Roles responsibilities and relationships in mentoring a literature review
Hawkey, K. Roles, responsibilities and relationships in mentoring: A literature review and agenda for research, Journal of Teacher Education, 48, The study also identifies types of relationships that transpire within pairs. Findings indicate that there is no great dispute between mentors and mentees on the mentoring role. However, the types of relationships that have been identified highlight the com- plexities that mentorship entails and arouse critical questions concerning the benefits of the mentoring process. It has been concluded that mentoring is a dynamic non-linear process which requires mentors and mentees to adapt to contextual situations.
Intranet and staff tools - MOJ Digital & Technology
Mentor and mentee are common titles granted to employees in the workplace with little clarity on the role they play or how the relationship should benefit both the parties. We live in a world where knowledge is considered power and people with knowledge feel entitled to have opinions and pass judgement. Mentor is viewed as the advisor in the relationship with mentee being the party benefiting from the relationship. So, while it looks this way, effective mentorship is actually a two-way conversation in which both parties feel committed to the problem and share a desire to learn from each other.

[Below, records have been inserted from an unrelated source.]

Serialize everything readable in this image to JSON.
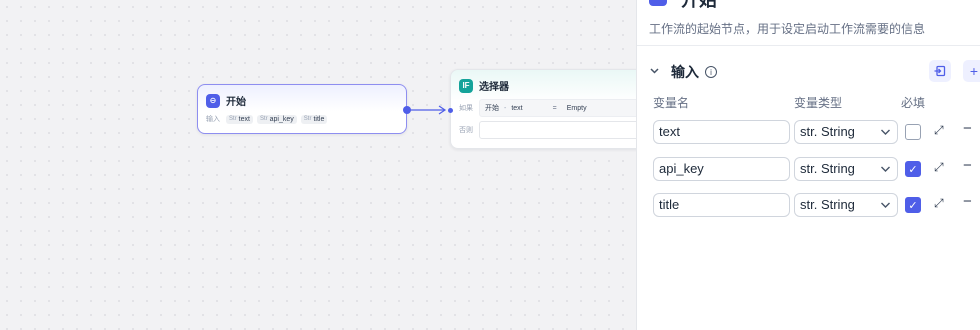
{
  "start_node": {
    "title": "开始",
    "input_label": "输入",
    "chips": [
      {
        "type": "Str",
        "name": "text"
      },
      {
        "type": "Str",
        "name": "api_key"
      },
      {
        "type": "Str",
        "name": "title"
      }
    ]
  },
  "if_node": {
    "badge": "IF",
    "title": "选择器",
    "if_label": "如果",
    "cond_source": "开始",
    "cond_sep": "-",
    "cond_var": "text",
    "cond_op": "=",
    "cond_value": "Empty",
    "else_label": "否则"
  },
  "panel": {
    "title": "开始",
    "description": "工作流的起始节点，用于设定启动工作流需要的信息",
    "section_title": "输入",
    "columns": {
      "name": "变量名",
      "type": "变量类型",
      "required": "必填"
    },
    "rows": [
      {
        "name": "text",
        "type": "str. String",
        "required": false
      },
      {
        "name": "api_key",
        "type": "str. String",
        "required": true
      },
      {
        "name": "title",
        "type": "str. String",
        "required": true
      }
    ]
  },
  "icons": {
    "close": "close-icon",
    "chevron": "chevron-down-icon",
    "info": "info-icon",
    "import": "import-icon",
    "add": "plus-icon",
    "expand": "expand-icon",
    "remove": "minus-icon",
    "check": "check-icon"
  },
  "colors": {
    "accent": "#4f5ee8",
    "if_badge": "#14a39a"
  }
}
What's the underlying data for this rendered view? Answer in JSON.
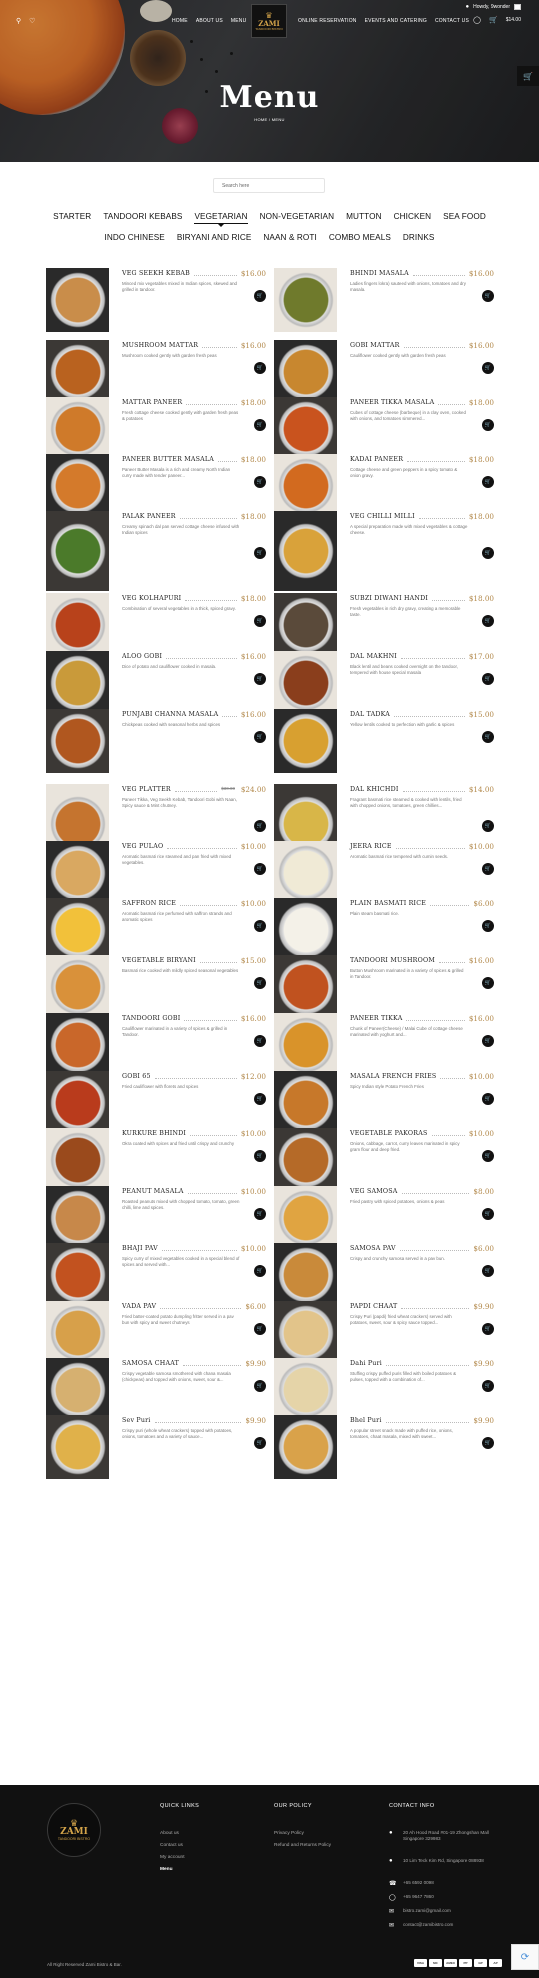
{
  "topbar": {
    "greeting": "Howdy, 9wonder"
  },
  "nav": {
    "left": [
      "HOME",
      "ABOUT US",
      "MENU"
    ],
    "right": [
      "ONLINE RESERVATION",
      "EVENTS AND CATERING",
      "CONTACT US"
    ],
    "cart_total": "$14.00",
    "cart_count": "0"
  },
  "logo": {
    "text": "ZAMI",
    "sub": "TANDOORI BISTRO"
  },
  "hero": {
    "title": "Menu",
    "breadcrumb": "HOME  /  MENU"
  },
  "search": {
    "placeholder": "Search here"
  },
  "tabs_row1": [
    "STARTER",
    "TANDOORI KEBABS",
    "VEGETARIAN",
    "NON-VEGETARIAN",
    "MUTTON",
    "CHICKEN",
    "SEA FOOD"
  ],
  "tabs_row2": [
    "INDO CHINESE",
    "BIRYANI AND RICE",
    "NAAN & ROTI",
    "COMBO MEALS",
    "DRINKS"
  ],
  "active_tab": "VEGETARIAN",
  "items": [
    {
      "name": "VEG SEEKH KEBAB",
      "price": "$16.00",
      "desc": "Minced mix vegetables mixed in Indian spices, skewed and grilled in tandoor.",
      "food": "#c98d4a"
    },
    {
      "name": "BHINDI MASALA",
      "price": "$16.00",
      "desc": "Ladies fingers lokra) sauteed with onions, tomatoes and dry masala.",
      "food": "#6f7a2c"
    },
    {
      "name": "MUSHROOM MATTAR",
      "price": "$16.00",
      "desc": "Mushroom cooked gently with garden fresh peas",
      "food": "#b9621f"
    },
    {
      "name": "GOBI MATTAR",
      "price": "$16.00",
      "desc": "Cauliflower cooked gently with garden fresh peas",
      "food": "#c8872f"
    },
    {
      "name": "MATTAR PANEER",
      "price": "$18.00",
      "desc": "Fresh cottage cheese cooked gently with garden fresh peas & potatoes",
      "food": "#cf7a2a"
    },
    {
      "name": "PANEER TIKKA MASALA",
      "price": "$18.00",
      "desc": "Cubes of cottage cheese (barbeque) in a clay oven, cooked with onions, and tomatoes simmered...",
      "food": "#c9531e"
    },
    {
      "name": "PANEER BUTTER MASALA",
      "price": "$18.00",
      "desc": "Paneer Butter Masala is a rich and creamy North Indian curry made with tender paneer...",
      "food": "#d47a2b"
    },
    {
      "name": "KADAI PANEER",
      "price": "$18.00",
      "desc": "Cottage cheese and green peppers in a spicy tomato & onion gravy.",
      "food": "#d26a1f"
    },
    {
      "name": "PALAK PANEER",
      "price": "$18.00",
      "desc": "Creamy spinach dal pan served cottage cheese infused with Indian spices",
      "food": "#4b7a2a"
    },
    {
      "name": "VEG CHILLI MILLI",
      "price": "$18.00",
      "desc": "A special preparation made with mixed vegetables & cottage cheese.",
      "food": "#d9a23a"
    },
    {
      "name": "VEG KOLHAPURI",
      "price": "$18.00",
      "desc": "Combination of several vegetables in a thick, spiced gravy.",
      "food": "#b8421b"
    },
    {
      "name": "SUBZI DIWANI HANDI",
      "price": "$18.00",
      "desc": "Fresh vegetables in rich dry gravy, creating a memorable taste.",
      "food": "#5a4a3a"
    },
    {
      "name": "ALOO GOBI",
      "price": "$16.00",
      "desc": "Dice of potato and cauliflower cooked in masala.",
      "food": "#c99a3a"
    },
    {
      "name": "DAL MAKHNI",
      "price": "$17.00",
      "desc": "Black lentil and beans cooked overnight on the tandoor, tempered with house special masala",
      "food": "#8a3e1c"
    },
    {
      "name": "PUNJABI CHANNA MASALA",
      "price": "$16.00",
      "desc": "Chickpeas cooked with seasonal herbs and spices",
      "food": "#b0571f"
    },
    {
      "name": "DAL TADKA",
      "price": "$15.00",
      "desc": "Yellow lentils cooked to perfection with garlic & spices",
      "food": "#d8a030"
    },
    {
      "name": "VEG PLATTER",
      "price": "$24.00",
      "old": "$30.00",
      "desc": "Paneer Tikka, Veg Seekh Kebab, Tandoori Gobi with Naan, Spicy sauce & Mint chutney.",
      "food": "#c5742f"
    },
    {
      "name": "DAL KHICHDI",
      "price": "$14.00",
      "desc": "Fragrant basmati rice steamed & cooked with lentils, fried with chopped onions, tomatoes, green chillies...",
      "food": "#d8b648"
    },
    {
      "name": "VEG PULAO",
      "price": "$10.00",
      "desc": "Aromatic basmati rice steamed and pan fried with mixed vegetables.",
      "food": "#d9a861"
    },
    {
      "name": "JEERA RICE",
      "price": "$10.00",
      "desc": "Aromatic basmati rice tempered with cumin seeds.",
      "food": "#f0ead6"
    },
    {
      "name": "SAFFRON RICE",
      "price": "$10.00",
      "desc": "Aromatic basmati rice perfumed with saffron strands and aromatic spices",
      "food": "#f2c13a"
    },
    {
      "name": "PLAIN BASMATI RICE",
      "price": "$6.00",
      "desc": "Plain steam basmati rice.",
      "food": "#f4f1e8"
    },
    {
      "name": "VEGETABLE BIRYANI",
      "price": "$15.00",
      "desc": "Basmati rice cooked with mildly spiced seasonal vegetables",
      "food": "#d9913a"
    },
    {
      "name": "TANDOORI MUSHROOM",
      "price": "$16.00",
      "desc": "Button Mushroom marinated in a variety of spices & grilled in Tandoor.",
      "food": "#c0521f"
    },
    {
      "name": "TANDOORI GOBI",
      "price": "$16.00",
      "desc": "Cauliflower marinated in a variety of spices & grilled in Tandoor.",
      "food": "#c9672a"
    },
    {
      "name": "PANEER TIKKA",
      "price": "$16.00",
      "desc": "Chunk of Paneer(Cheese) / Malai Cube of cottage cheese marinated with yoghurt and...",
      "food": "#d9932a"
    },
    {
      "name": "GOBI 65",
      "price": "$12.00",
      "desc": "Fried cauliflower with florets and spices",
      "food": "#b93b1c"
    },
    {
      "name": "MASALA FRENCH FRIES",
      "price": "$10.00",
      "desc": "Spicy Indian style Potato French Fries",
      "food": "#c7782a"
    },
    {
      "name": "KURKURE BHINDI",
      "price": "$10.00",
      "desc": "Okra coated with spices and fried until crispy and crunchy",
      "food": "#9a4a1c"
    },
    {
      "name": "VEGETABLE PAKORAS",
      "price": "$10.00",
      "desc": "Onions, cabbage, carrot, curry leaves marinated in spicy gram flour and deep fried.",
      "food": "#b56a28"
    },
    {
      "name": "PEANUT MASALA",
      "price": "$10.00",
      "desc": "Roasted peanuts mixed with chopped tomato, tomato, green chilli, lime and spices.",
      "food": "#c7884a"
    },
    {
      "name": "VEG SAMOSA",
      "price": "$8.00",
      "desc": "Fried pastry with spiced potatoes, onions & peas",
      "food": "#e0a441"
    },
    {
      "name": "BHAJI PAV",
      "price": "$10.00",
      "desc": "Spicy curry of mixed vegetables cooked in a special blend of spices and served with...",
      "food": "#c2521f"
    },
    {
      "name": "SAMOSA PAV",
      "price": "$6.00",
      "desc": "Crispy and crunchy samosa served in a pav bun.",
      "food": "#c98a3a"
    },
    {
      "name": "VADA PAV",
      "price": "$6.00",
      "desc": "Fried batter-coated potato dumpling fritter served in a pav bun with spicy and sweet chutneys",
      "food": "#d7a04a"
    },
    {
      "name": "PAPDI CHAAT",
      "price": "$9.90",
      "desc": "Crispy Puri (papdi) fried wheat crackers) served with potatoes, sweet, sour & spicy sauce topped...",
      "food": "#e2c48a"
    },
    {
      "name": "SAMOSA CHAAT",
      "price": "$9.90",
      "desc": "Crispy vegetable samosa smothered with chana masala (chickpeas) and topped with onions, sweet, sour &...",
      "food": "#d6b070"
    },
    {
      "name": "Dahi Puri",
      "price": "$9.90",
      "desc": "Stuffing crispy puffed puris filled with boiled potatoes & pulses, topped with a combination of...",
      "food": "#e5d4a8"
    },
    {
      "name": "Sev Puri",
      "price": "$9.90",
      "desc": "Crispy puri (whole wheat crackers) topped with potatoes, onions, tomatoes and a variety of sauce...",
      "food": "#e0b14a"
    },
    {
      "name": "Bhel Puri",
      "price": "$9.90",
      "desc": "A popular street snack made with puffed rice, onions, tomatoes, chaat masala, mixed with sweet...",
      "food": "#d9a24a"
    }
  ],
  "footer": {
    "quick_links_title": "QUICK LINKS",
    "quick_links": [
      "About us",
      "Contact us",
      "My account",
      "Menu"
    ],
    "policy_title": "OUR POLICY",
    "policy_links": [
      "Privacy Policy",
      "Refund and Returns Policy"
    ],
    "contact_title": "CONTACT INFO",
    "contacts": [
      {
        "icon": "location-icon",
        "text": "20 Ah Hood Road #01-19 Zhongshan Mall Singapore 329983"
      },
      {
        "icon": "location-icon",
        "text": "10 Lim Teck Kim Rd, Singapore 088938"
      },
      {
        "icon": "phone-icon",
        "text": "+65 6592 0098"
      },
      {
        "icon": "whatsapp-icon",
        "text": "+65 9647 7860"
      },
      {
        "icon": "email-icon",
        "text": "bistro.zami@gmail.com"
      },
      {
        "icon": "email-icon",
        "text": "contact@zamibistro.com"
      }
    ],
    "copyright": "All Right Reserved Zami Bistro & Bar.",
    "payments": [
      "VISA",
      "MC",
      "AMEX",
      "PP",
      "GP",
      "AP"
    ]
  }
}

Setting up the right mentor mentee relationship involves creating a safe and supportive environment where both mentor and mentee can engage in building trust, setting goals and achieving them through creative problem solving and solutioning. Mentor is a person with expertise, experience or knowledge which is valuable to others and holds strong beliefs about helping others by sharing this knowledge with the world. They act as the guide, advisor and support structure to bring out the best in people by learning about their strengths and leveraging it to co-create solutions.
How might leadership roles evolve in integrated health and care systems?
Not a MyNAP member yet? Register for a free account to start saving and receiving special member only perks. Students participating in undergraduate research experiences UREs in science, technology, engineering, and mathematics STEM might be faced with a number of engaging and challenging situations during their research experience. The success of students in UREs depends upon the support structures in place. Often this means having available and accessible mentors, although not all undergraduates will have access to mentors.
The purpose of this chapter is to remind mentors about the roles they play while grooming future scientists. Although formal mentor training is highly desirable, not all scientists have the opportunity or resources available to participate in such pro- grams. This chapter is designed to help clarify roles and responsibilities and to suggest activities that will lead to successful attainment of career goals that meet the expectations of the trainee. As discussed previously, mentoring was listed as the most critical factor in the career success of a trainee.